I have a confession that feels sacrilegious in this space: I love the Anne of Green Gables movie series more than the books.
Perhaps it is because I watched the movies first, pulling long marathons at my grandma’s house during New Year’s sleepovers. They were her favorite, and I smile when I think of watching them with her. Those movie marathons also meant the rare treat of eating popcorn in the living room, which was normally forbidden.
We are not reading the famous series by Lucy Maude Montgomery this month, but instead we are picking up another book of hers, The Blue Castle. Consider this week a preview, and then you are set free to read at your own pace until the last Tuesday of the month when we’ll circle back around to discuss it!
The Blue Castle was published in 1926 and takes place in Ontario, Canada, set in pre-World War 1 times. It’s one of L.M. Montgomery’s only novels not set in Prince Edward Island, but is based on a region she visited.

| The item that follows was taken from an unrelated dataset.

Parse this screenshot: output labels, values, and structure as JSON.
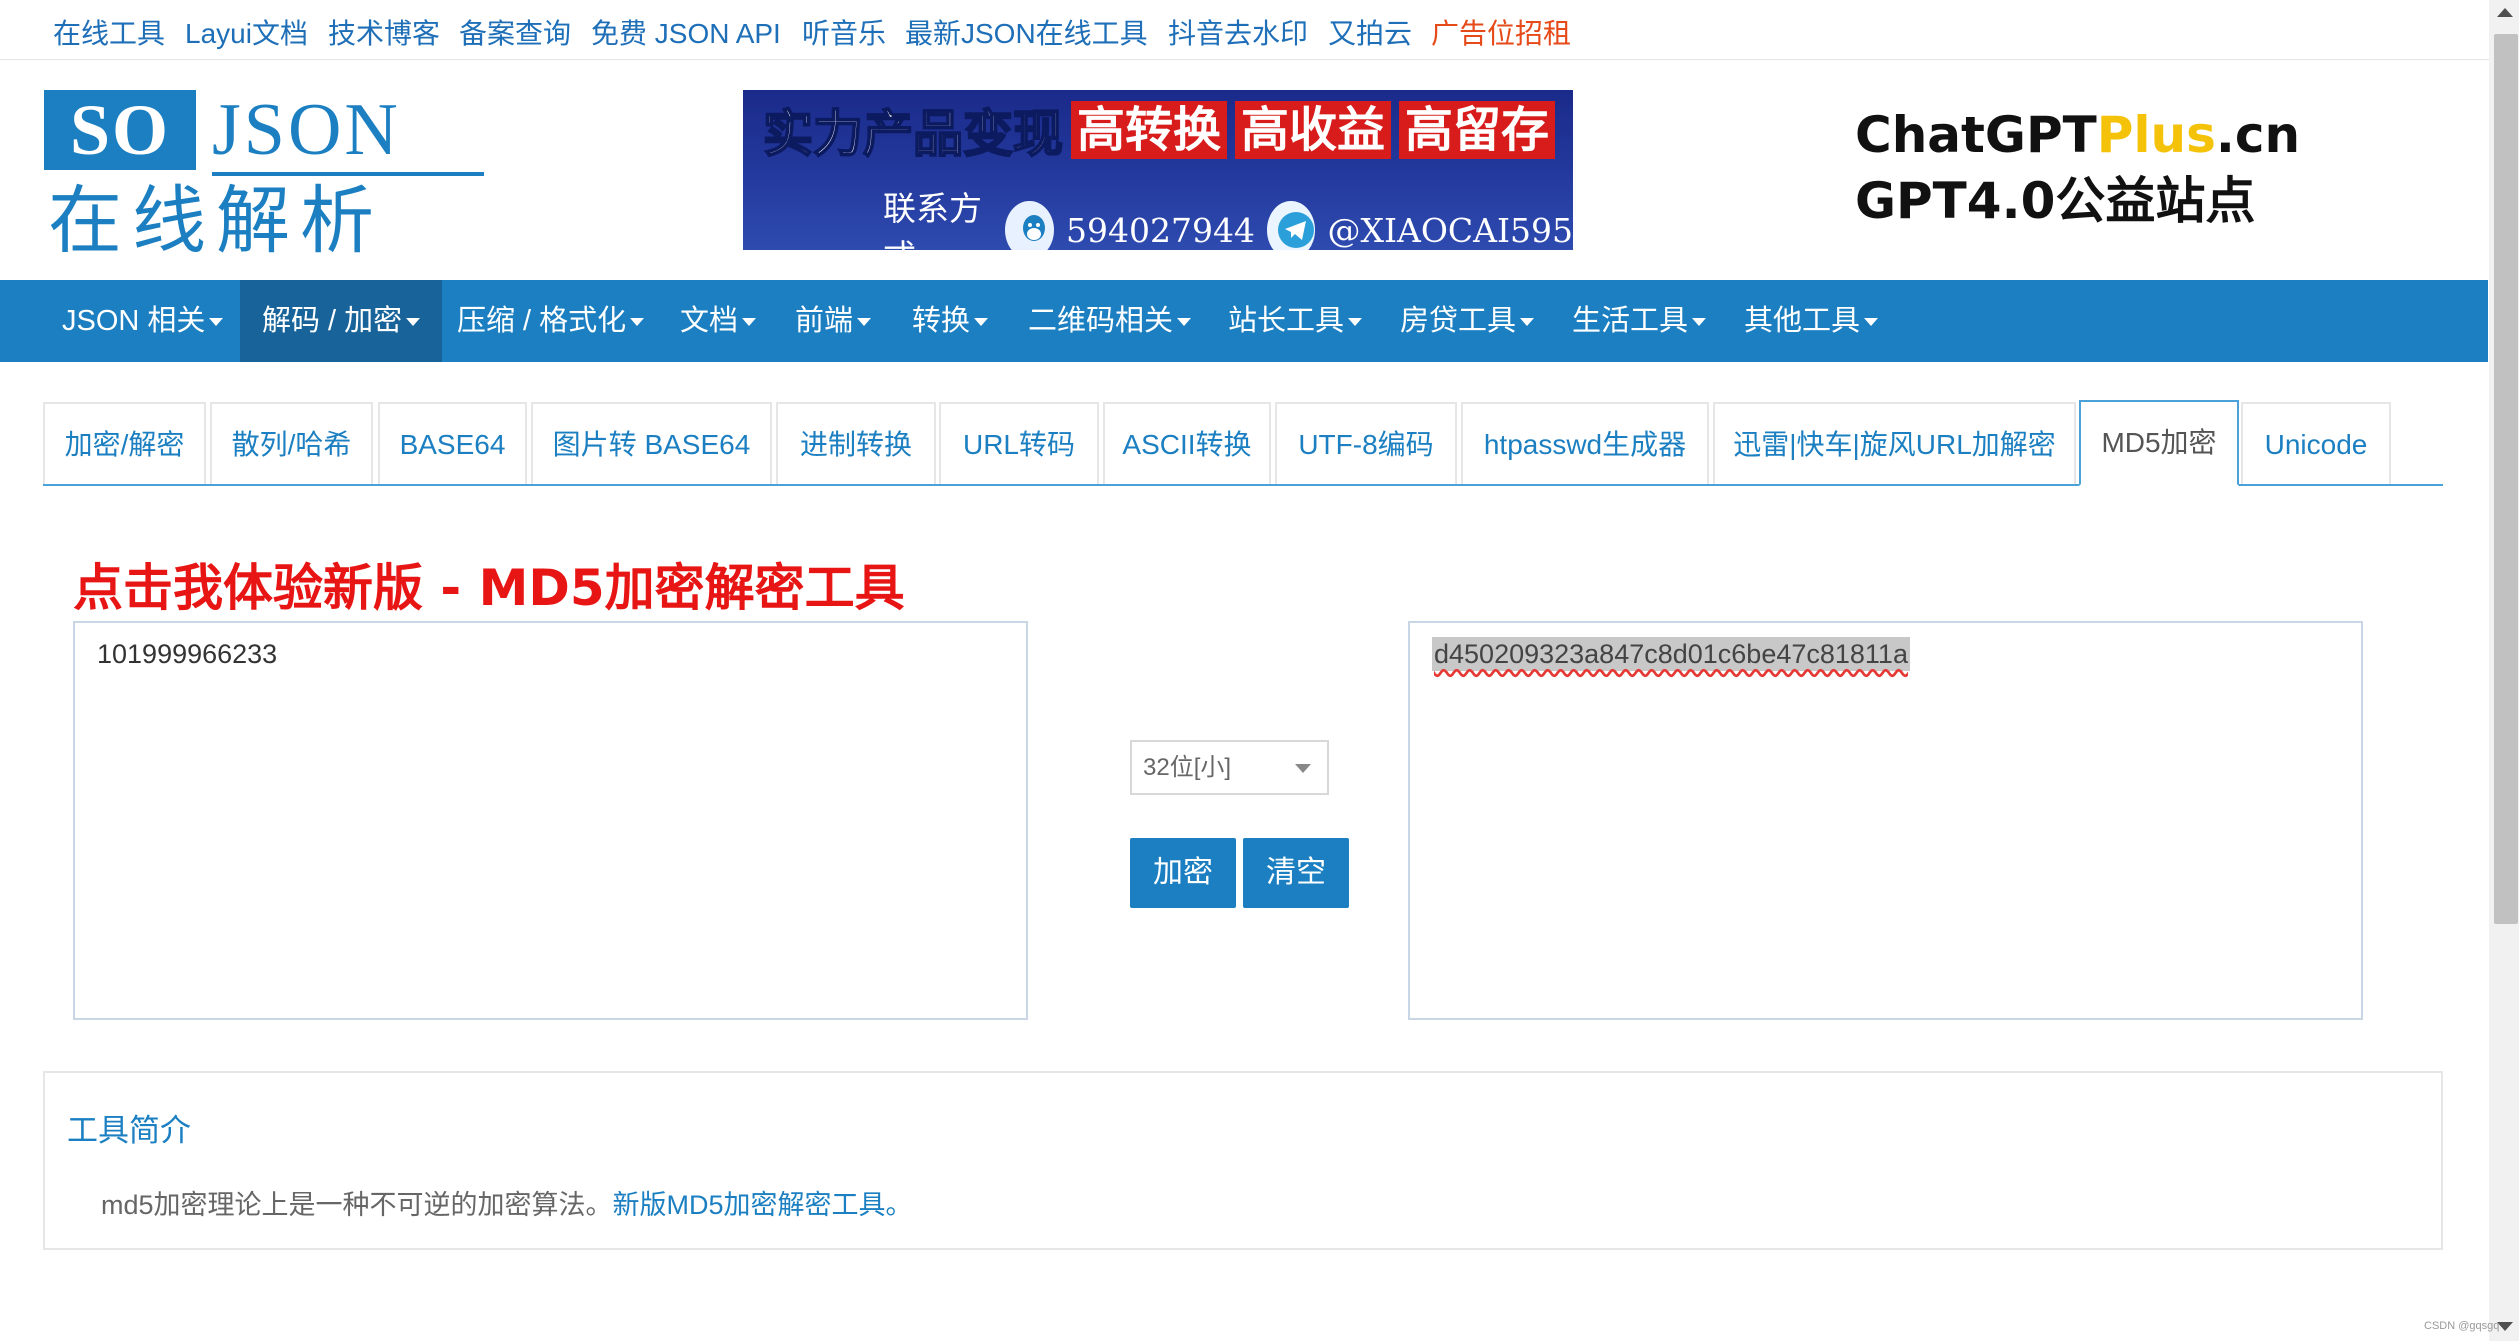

It’s also one of two books geared more to adults!
Here’s a little bit of history about the author that I found: L.M. Montgomery was born in 1874 and lost her mother at a young age. She was raised primarily by her grandparents and grew up on Prince Edward Island. She started writing and submitting poems and short stories for publication at a young age, but it wasn’t until after she received her teaching certificate that any of her shorter works were published. In 1908, her first book, Anne of Green Gables, was published and was a raving success in Canada. She married a minister in 1911 after refusing a number of marriage proposals and she continued writing from their home on Prince Edward Island.
In The Blue Castle we will meet Valancy, our old maid 29-year old main character, and she feels rather stuck. I wonder how many of us can relate. Our life overseas can feel like a grand adventure, yet most days are full of market runs, laundry (by hand?), paying bills at various locations around town, creative meal solutions and so many other everyday routines. Sometimes the days can roll forward, one after the other, without a way of marking time.
The first sentence of the book reads, “If it had not rained on a certain May morning Valancy Stirling’s whole life would have been entirely different”. In that day and the days following, everything changes. Do you have any stories like that, where you can say, “And then one day…”? One day that changed your story, your circumstances?
I know there are prayers in my life waiting to be answered, dreams waiting to be fulfilled. I have conversations with the Lord and wonder how or when He will open the door, and in the waiting so often I wish I had a novel version of my life so I could flip a few chapters forward and see what happens. How long is this season going to last? Will I get the answer I’m hoping for?
But the waiting, those areas where we feel stuck, can also feel safe. We know what life looks like in those spaces. I wonder how much of Valancy’s life is ruled by fear, and how much is beyond her control. Sometimes, taking that first step toward change can be scary, and the risk can feel too great. L.M. Montgomery writes in the book, “Isn’t it better to have your heart broken than to have it wither up? Before it could be broken it must have felt something splendid. That would be worth the pain.”
Maybe that’s part of why I’m drawn to this book, those themes of hope and risk, making the most of each day that we have. Judging by the first sentence, I think Valancy’s life is going to get turned upside down. I’m cheering for her anyway.
Okay, am I the only one that loves the Anne of Green Gables movies more than the books? Anyone want to convince me otherwise? Have you ever identified with Valancy, the main character, whose life feels rather stuck?
P.S.- Come join us on Tuesday, June 25th for our discussion of The Blue Castle! Just a reminder we won’t have book club posts the weeks in between. Happy reading!